“Give me your hand, my child; I predict that you will become the king of pianists.”
So said Frédéric Chopin to American pianist and composer Louis Moreau Gottschalk, after hearing him perform at the Salle Pleyel in Paris. Alkan and Liszt also recognised Gottschalk’s impressive talents, and, perhaps in homage to his European virtuoso counterparts, there are distinctly Lisztian idioms in the Symphonie Romantique “La nuit des tropiques”, which opens Cuban-American pianist Antonio Iturrioz’s recording ‘Gottschalk and Cuba’.
Gottschalk: Symphonie romantique, “La nuit des tropiques” (A Night in the Tropics) (arr. for piano)
Louis Gottschalk was born in 1829 in New Orleans to Jewish-Creole parents. He displayed prodigious musical talent from a young age, and was exposed to a variety of musical styles through his extended family and nursemaids. When he was 13, he travelled to Europe with his father to seek a classical musical training, but was rejected by the Paris Conservatoire on account of his nationality. He eventually gained access to the Parisian musical community through family friends, and here he met the likes of Chopin, Liszt and Alkan. He returned to the United States in 1853 and spent some time in Cuba where he soaked up the culture and music.

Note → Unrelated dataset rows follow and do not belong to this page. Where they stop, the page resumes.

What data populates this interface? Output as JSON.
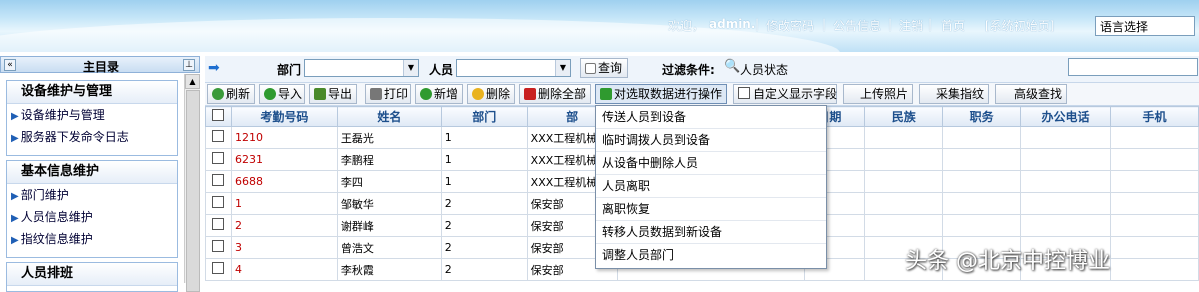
{
  "header": {
    "links": [
      "欢迎，",
      "admin.",
      "|",
      "修改密码",
      "|",
      "公告信息",
      "|",
      "注销",
      "|",
      "首页",
      "[系统初始页]"
    ],
    "language_select": "语言选择"
  },
  "sidebar": {
    "title": "主目录",
    "collapse_glyph": "«",
    "pin_glyph": "⊥",
    "groups": [
      {
        "title": "设备维护与管理",
        "items": [
          "设备维护与管理",
          "服务器下发命令日志"
        ]
      },
      {
        "title": "基本信息维护",
        "items": [
          "部门维护",
          "人员信息维护",
          "指纹信息维护"
        ]
      },
      {
        "title": "人员排班",
        "items": []
      }
    ]
  },
  "filter": {
    "dept_label": "部门",
    "person_label": "人员",
    "query_button": "查询",
    "filter_label": "过滤条件:",
    "status_label": "人员状态"
  },
  "toolbar": {
    "refresh": "刷新",
    "import": "导入",
    "export": "导出",
    "print": "打印",
    "add": "新增",
    "delete": "删除",
    "delete_all": "删除全部",
    "operate_selected": "对选取数据进行操作",
    "custom_fields": "自定义显示字段",
    "upload_photo": "上传照片",
    "collect_fp": "采集指纹",
    "advanced_search": "高级查找"
  },
  "table": {
    "headers": [
      "考勤号码",
      "姓名",
      "部门",
      "部",
      "",
      "生日期",
      "民族",
      "职务",
      "办公电话",
      "手机"
    ],
    "rows": [
      [
        "1210",
        "王磊光",
        "1",
        "XXX工程机械"
      ],
      [
        "6231",
        "李鹏程",
        "1",
        "XXX工程机械"
      ],
      [
        "6688",
        "李四",
        "1",
        "XXX工程机械"
      ],
      [
        "1",
        "邹敏华",
        "2",
        "保安部"
      ],
      [
        "2",
        "谢群峰",
        "2",
        "保安部"
      ],
      [
        "3",
        "曾浩文",
        "2",
        "保安部"
      ],
      [
        "4",
        "李秋霞",
        "2",
        "保安部"
      ]
    ]
  },
  "menu": {
    "items": [
      "传送人员到设备",
      "临时调拨人员到设备",
      "从设备中删除人员",
      "人员离职",
      "离职恢复",
      "转移人员数据到新设备",
      "调整人员部门"
    ]
  },
  "watermark": "头条 @北京中控博业",
  "colors": {
    "header_blue": "#9fd0ef",
    "link_red": "#c00000",
    "header_text": "#1d4f8c"
  }
}
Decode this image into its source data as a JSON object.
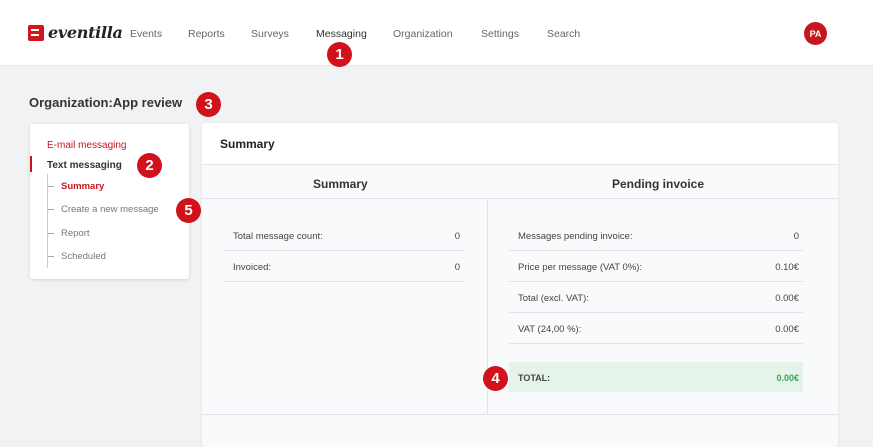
{
  "header": {
    "logo_text": "eventilla",
    "nav": [
      "Events",
      "Reports",
      "Surveys",
      "Messaging",
      "Organization",
      "Settings",
      "Search"
    ],
    "avatar_initials": "PA"
  },
  "markers": [
    "1",
    "2",
    "3",
    "4",
    "5"
  ],
  "page_title": "Organization:App review",
  "sidebar": {
    "email_messaging": "E-mail messaging",
    "text_messaging": "Text messaging",
    "items": [
      "Summary",
      "Create a new message",
      "Report",
      "Scheduled"
    ]
  },
  "card": {
    "title": "Summary",
    "summary": {
      "heading": "Summary",
      "rows": [
        {
          "label": "Total message count:",
          "value": "0"
        },
        {
          "label": "Invoiced:",
          "value": "0"
        }
      ]
    },
    "pending": {
      "heading": "Pending invoice",
      "rows": [
        {
          "label": "Messages pending invoice:",
          "value": "0"
        },
        {
          "label": "Price per message (VAT 0%):",
          "value": "0.10€"
        },
        {
          "label": "Total (excl. VAT):",
          "value": "0.00€"
        },
        {
          "label": "VAT (24,00 %):",
          "value": "0.00€"
        }
      ],
      "total_label": "TOTAL:",
      "total_value": "0.00€"
    }
  },
  "colors": {
    "accent": "#c8161e",
    "marker": "#d2121a",
    "total_bg": "#e6f3ea",
    "total_value": "#3aa657"
  }
}
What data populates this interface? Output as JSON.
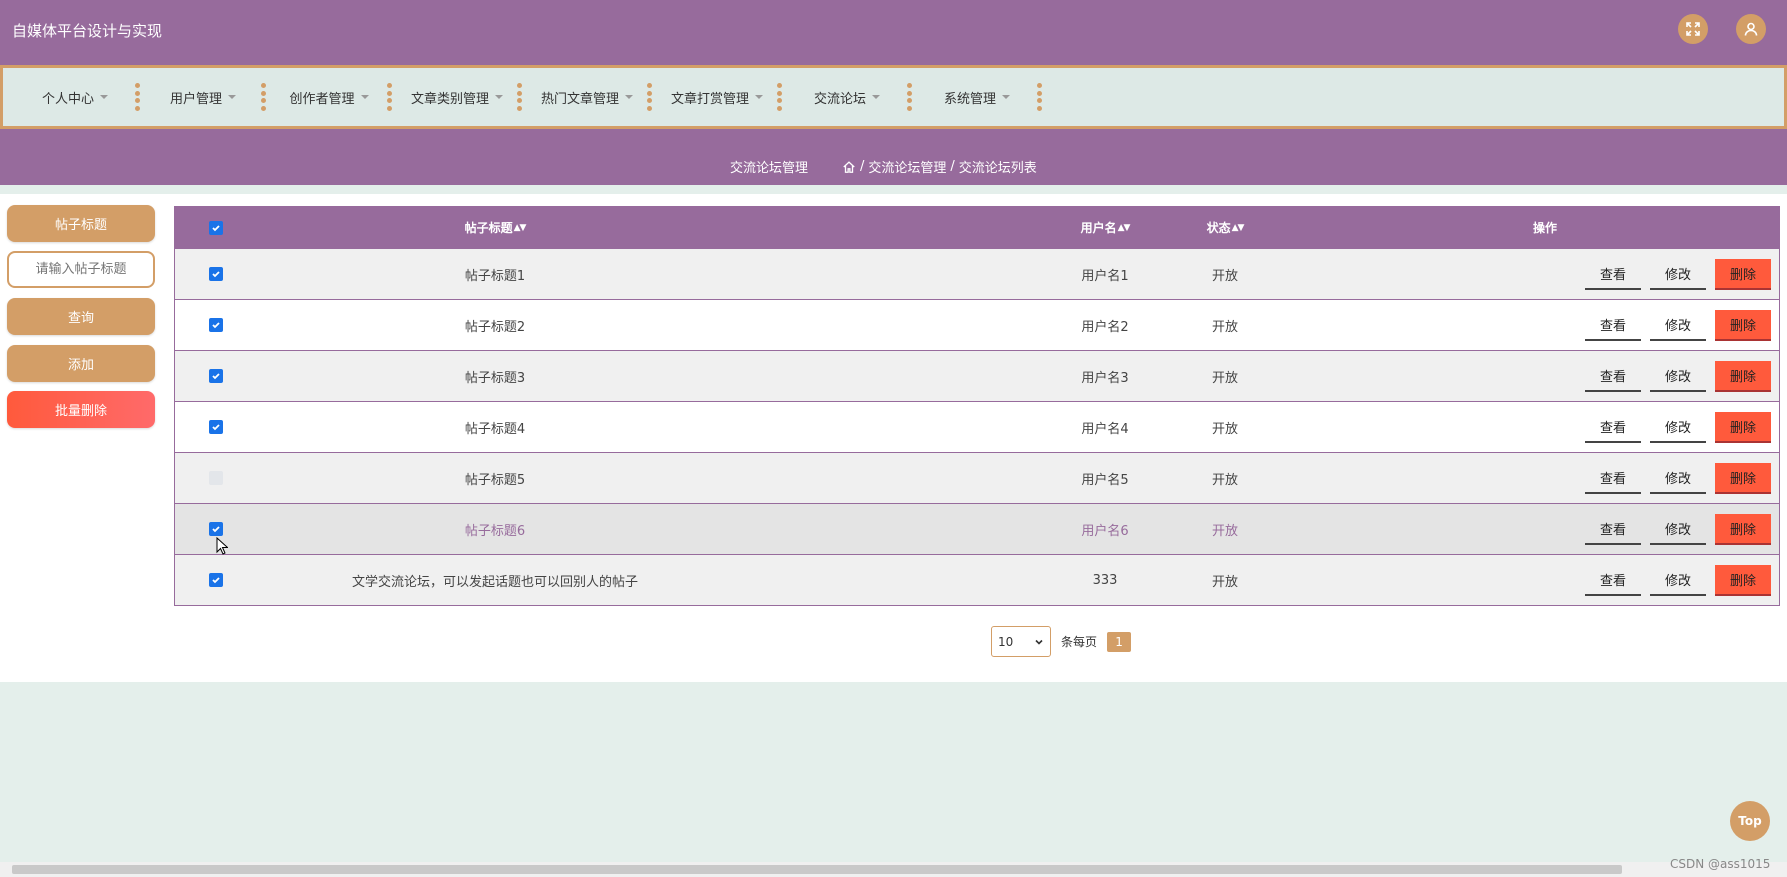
{
  "header": {
    "title": "自媒体平台设计与实现"
  },
  "nav": {
    "items": [
      {
        "label": "个人中心"
      },
      {
        "label": "用户管理"
      },
      {
        "label": "创作者管理"
      },
      {
        "label": "文章类别管理"
      },
      {
        "label": "热门文章管理"
      },
      {
        "label": "文章打赏管理"
      },
      {
        "label": "交流论坛"
      },
      {
        "label": "系统管理"
      }
    ]
  },
  "breadcrumb": {
    "section": "交流论坛管理",
    "path1": "交流论坛管理",
    "sep": "/",
    "path2": "交流论坛列表"
  },
  "sidebar": {
    "title_button": "帖子标题",
    "search_placeholder": "请输入帖子标题",
    "query_button": "查询",
    "add_button": "添加",
    "batch_delete_button": "批量删除"
  },
  "table": {
    "columns": {
      "title": "帖子标题",
      "user": "用户名",
      "status": "状态",
      "ops": "操作"
    },
    "rows": [
      {
        "checked": true,
        "title": "帖子标题1",
        "user": "用户名1",
        "status": "开放"
      },
      {
        "checked": true,
        "title": "帖子标题2",
        "user": "用户名2",
        "status": "开放"
      },
      {
        "checked": true,
        "title": "帖子标题3",
        "user": "用户名3",
        "status": "开放"
      },
      {
        "checked": true,
        "title": "帖子标题4",
        "user": "用户名4",
        "status": "开放"
      },
      {
        "checked": false,
        "title": "帖子标题5",
        "user": "用户名5",
        "status": "开放"
      },
      {
        "checked": true,
        "title": "帖子标题6",
        "user": "用户名6",
        "status": "开放"
      },
      {
        "checked": true,
        "title": "文学交流论坛，可以发起话题也可以回别人的帖子",
        "user": "333",
        "status": "开放"
      }
    ],
    "op_view": "查看",
    "op_edit": "修改",
    "op_delete": "删除"
  },
  "pager": {
    "page_size": "10",
    "per_page_label": "条每页",
    "current_page": "1"
  },
  "top_button": "Top",
  "watermark": "CSDN @ass1015",
  "colors": {
    "primary": "#976b9c",
    "accent": "#d39e67",
    "danger": "#ff5a3c"
  }
}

Gottschalk was America’s first important pianist-composer and by the 1860s he had established himself as the best known pianist in the New World. He was also an extraordinary traveler, giving virtuoso performances in Europe, Central and South America and the Caribbean. He fell in love with Cuba and its music, and lived there for extended periods. As a composer, his music combined his Creole heritage with the American, Latin American and Afro-Caribbean influences he absorbed during his travels – all expressed within the boundaries of classical piano writing prevalent in the 19th century.

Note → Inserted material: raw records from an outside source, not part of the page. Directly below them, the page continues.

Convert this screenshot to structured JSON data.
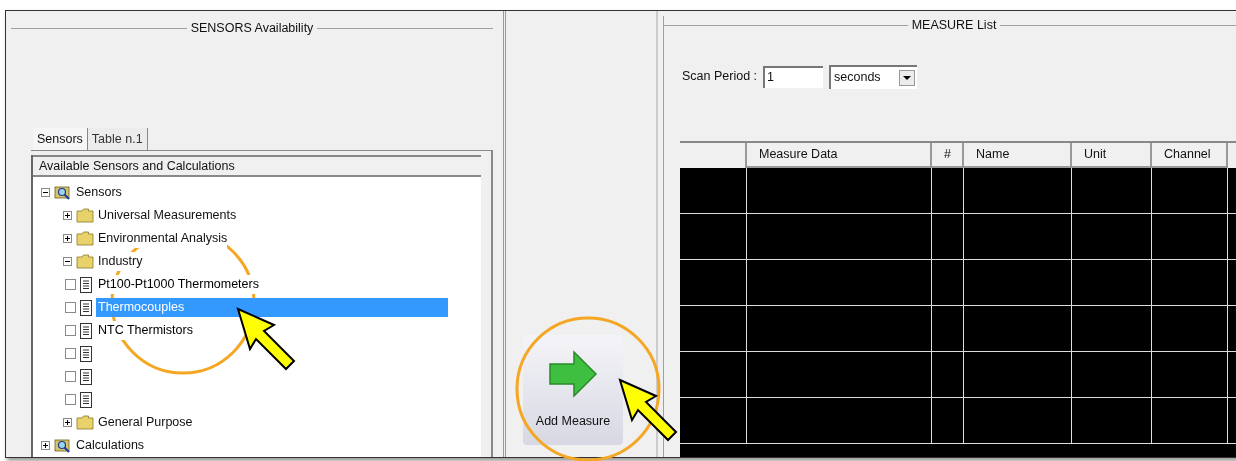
{
  "sensors_panel": {
    "title": "SENSORS Availability",
    "tabs": [
      {
        "label": "Sensors",
        "selected": true
      },
      {
        "label": "Table n.1",
        "selected": false
      }
    ],
    "tree": {
      "header": "Available Sensors and Calculations",
      "items": [
        {
          "kind": "root",
          "label": "Sensors",
          "expanded": true,
          "children": [
            {
              "kind": "folder",
              "label": "Universal Measurements",
              "expanded": false
            },
            {
              "kind": "folder",
              "label": "Environmental Analysis",
              "expanded": false
            },
            {
              "kind": "folder",
              "label": "Industry",
              "expanded": true,
              "children": [
                {
                  "kind": "sensor",
                  "label": "Pt100-Pt1000 Thermometers",
                  "checked": false,
                  "selected": false
                },
                {
                  "kind": "sensor",
                  "label": "Thermocouples",
                  "checked": false,
                  "selected": true
                },
                {
                  "kind": "sensor",
                  "label": "NTC Thermistors",
                  "checked": false,
                  "selected": false
                },
                {
                  "kind": "sensor",
                  "checked": false,
                  "selected": false
                },
                {
                  "kind": "sensor",
                  "checked": false,
                  "selected": false
                },
                {
                  "kind": "sensor",
                  "checked": false,
                  "selected": false
                }
              ]
            },
            {
              "kind": "folder",
              "label": "General Purpose",
              "expanded": false
            }
          ]
        },
        {
          "kind": "root",
          "label": "Calculations",
          "expanded": false
        }
      ]
    }
  },
  "add_button": {
    "label": "Add Measure"
  },
  "measure_panel": {
    "title": "MEASURE List",
    "scan_period": {
      "label": "Scan Period :",
      "value": "1",
      "unit": "seconds"
    },
    "table": {
      "columns": [
        "Measure Data",
        "#",
        "Name",
        "Unit",
        "Channel"
      ]
    }
  }
}
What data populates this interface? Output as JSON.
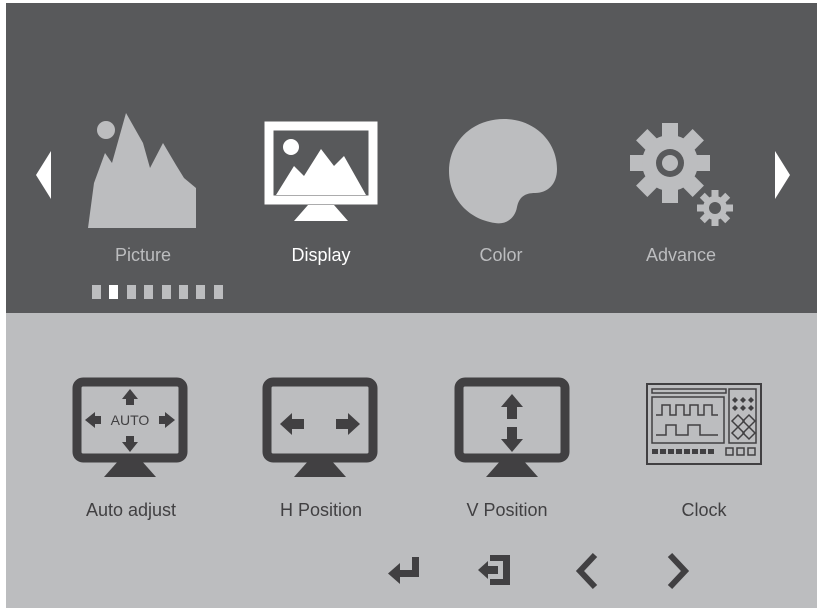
{
  "menu": {
    "items": [
      {
        "label": "Picture",
        "icon": "picture-icon",
        "active": false
      },
      {
        "label": "Display",
        "icon": "display-icon",
        "active": true
      },
      {
        "label": "Color",
        "icon": "color-palette-icon",
        "active": false
      },
      {
        "label": "Advance",
        "icon": "gears-icon",
        "active": false
      }
    ],
    "page_indicator": {
      "count": 8,
      "active_index": 1
    }
  },
  "submenu": {
    "items": [
      {
        "label": "Auto adjust",
        "icon": "auto-adjust-icon",
        "icon_text": "AUTO"
      },
      {
        "label": "H Position",
        "icon": "h-position-icon"
      },
      {
        "label": "V Position",
        "icon": "v-position-icon"
      },
      {
        "label": "Clock",
        "icon": "clock-icon"
      }
    ]
  },
  "nav_keys": [
    "enter-icon",
    "exit-icon",
    "left-icon",
    "right-icon"
  ],
  "colors": {
    "top_bg": "#58595b",
    "bottom_bg": "#bcbdbf",
    "inactive": "#bcbdbf",
    "active": "#ffffff",
    "dark_icon": "#414042"
  }
}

The American-Cuban pianist Antonio Iturrioz is a long-time advocate for Gottschalk’s piano music, and his recording Gottschalk and Cuba celebrates the composer’s output and influence on other Cuban composers who followed him.
The Symphonie Romantique, “La nuit des tropiques” (A night in the tropics) provides the starting point for a chronological tour through Cuban classical music, much of it never before recorded. The Symphonie Romantique is especially significant as this is a world premiere recording of the first American symphony, transcribed in its entirety by Iturrioz for one piano, as Gottschalk originally intended it and based on the pianist’s own extensive research. In its solo piano form, the work has a Lisztian grandeur with many complex virtuosic passages and rich textures.
Espadero: Sur la Tombe de Gottschalk
Piano music by Manuel Saumell Robredo, Nicholas Ruiz Espadero, Ignacio Cervantes, Hubert de Blanck, and Ernesto Lecuona features on this album too, revealing Gottschalk’s influence and the high regard with which he was held by those who followed him. Many of the works show the influence of nineteenth-century European virtuoso pianist-composers shot through with distinctly Afro-Cuban, Cuban and Creole rhythms and folk idioms. There are hints of Ragtime and Jazz too – a reminder of Gottschalk’s wide-ranging musical influences and his own impact on American music of the 20th century. The album closes with Gottschalk’s El Cocoye, Op 80.
Antonio Iturrioz’s own Cuban heritage allows him to really get to the heart of this music, and his understanding and insight is clear from the outset. The sensuous, foot-tapping rhythms feel natural and uncontrived, heady harmonic shadings are neatly caught, while the virtuosic passages are executed with aplomb. The overall sound is warm, romantic, lush and exotic.
This recording is a generous introduction to the classical piano music of Cuba and an important contribution to the appreciation and understanding of Gottschalk’s work and influence.